Every line of the data that includes "localhost" should be copied out.

:: Available data ::
=-=-=-=-=

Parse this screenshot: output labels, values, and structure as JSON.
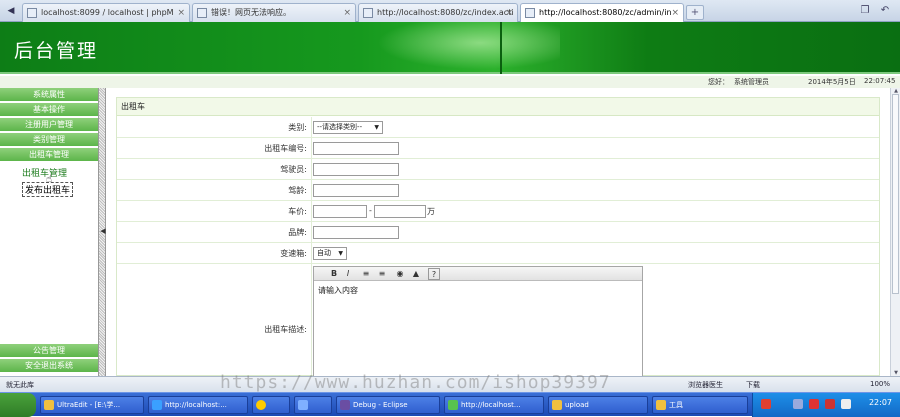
{
  "browser": {
    "tabs": [
      {
        "label": "localhost:8099 / localhost | phpM",
        "active": false
      },
      {
        "label": "错误！网页无法响应。",
        "active": false
      },
      {
        "label": "http://localhost:8080/zc/index.acti",
        "active": false
      },
      {
        "label": "http://localhost:8080/zc/admin/in",
        "active": true
      }
    ],
    "new_tab": "+",
    "close_glyph": "×"
  },
  "header": {
    "title": "后台管理"
  },
  "status_line": {
    "greeting": "您好：",
    "user": "系统管理员",
    "date": "2014年5月5日",
    "time": "22:07:45"
  },
  "sidebar": {
    "menus": [
      {
        "label": "系统属性"
      },
      {
        "label": "基本操作"
      },
      {
        "label": "注册用户管理"
      },
      {
        "label": "类别管理"
      },
      {
        "label": "出租车管理"
      }
    ],
    "submenus": [
      {
        "label": "出租车管理"
      },
      {
        "label": "发布出租车"
      }
    ],
    "bottom_menus": [
      {
        "label": "公告管理"
      },
      {
        "label": "安全退出系统"
      }
    ]
  },
  "form": {
    "caption": "出租车",
    "category_label": "类别:",
    "category_select": "--请选择类别--",
    "number_label": "出租车编号:",
    "driver_label": "驾驶员:",
    "age_label": "驾龄:",
    "price_label": "车价:",
    "price_sep": "-",
    "price_unit": "万",
    "brand_label": "品牌:",
    "transmission_label": "变速箱:",
    "transmission_select": "自动",
    "desc_label": "出租车描述:",
    "editor_placeholder": "请输入内容",
    "toolbar": [
      "B",
      "I",
      "≡",
      "≡",
      "◉",
      "▲",
      "?"
    ]
  },
  "browser_status": {
    "left": "就无此库",
    "zoom": "100%",
    "tools": "浏览器医生",
    "download": "下载"
  },
  "watermark": "https://www.huzhan.com/ishop39397",
  "taskbar": {
    "tasks": [
      {
        "label": "UltraEdit - [E:\\学..."
      },
      {
        "label": "http://localhost:..."
      },
      {
        "label": ""
      },
      {
        "label": ""
      },
      {
        "label": "Debug - Eclipse"
      },
      {
        "label": "http://localhost..."
      },
      {
        "label": "upload"
      },
      {
        "label": "工具"
      }
    ],
    "clock": "22:07"
  },
  "colors": {
    "header_green": "#16991e",
    "menu_green": "#5cb54a",
    "taskbar_blue": "#245edb"
  }
}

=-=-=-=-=

:: Response area ::
        "label": "localhost:8099 / localhost | phpM",
        "label": "http://localhost:8080/zc/index.acti",
        "label": "http://localhost:8080/zc/admin/in",
        "label": "http://localhost:..."
        "label": "http://localhost..."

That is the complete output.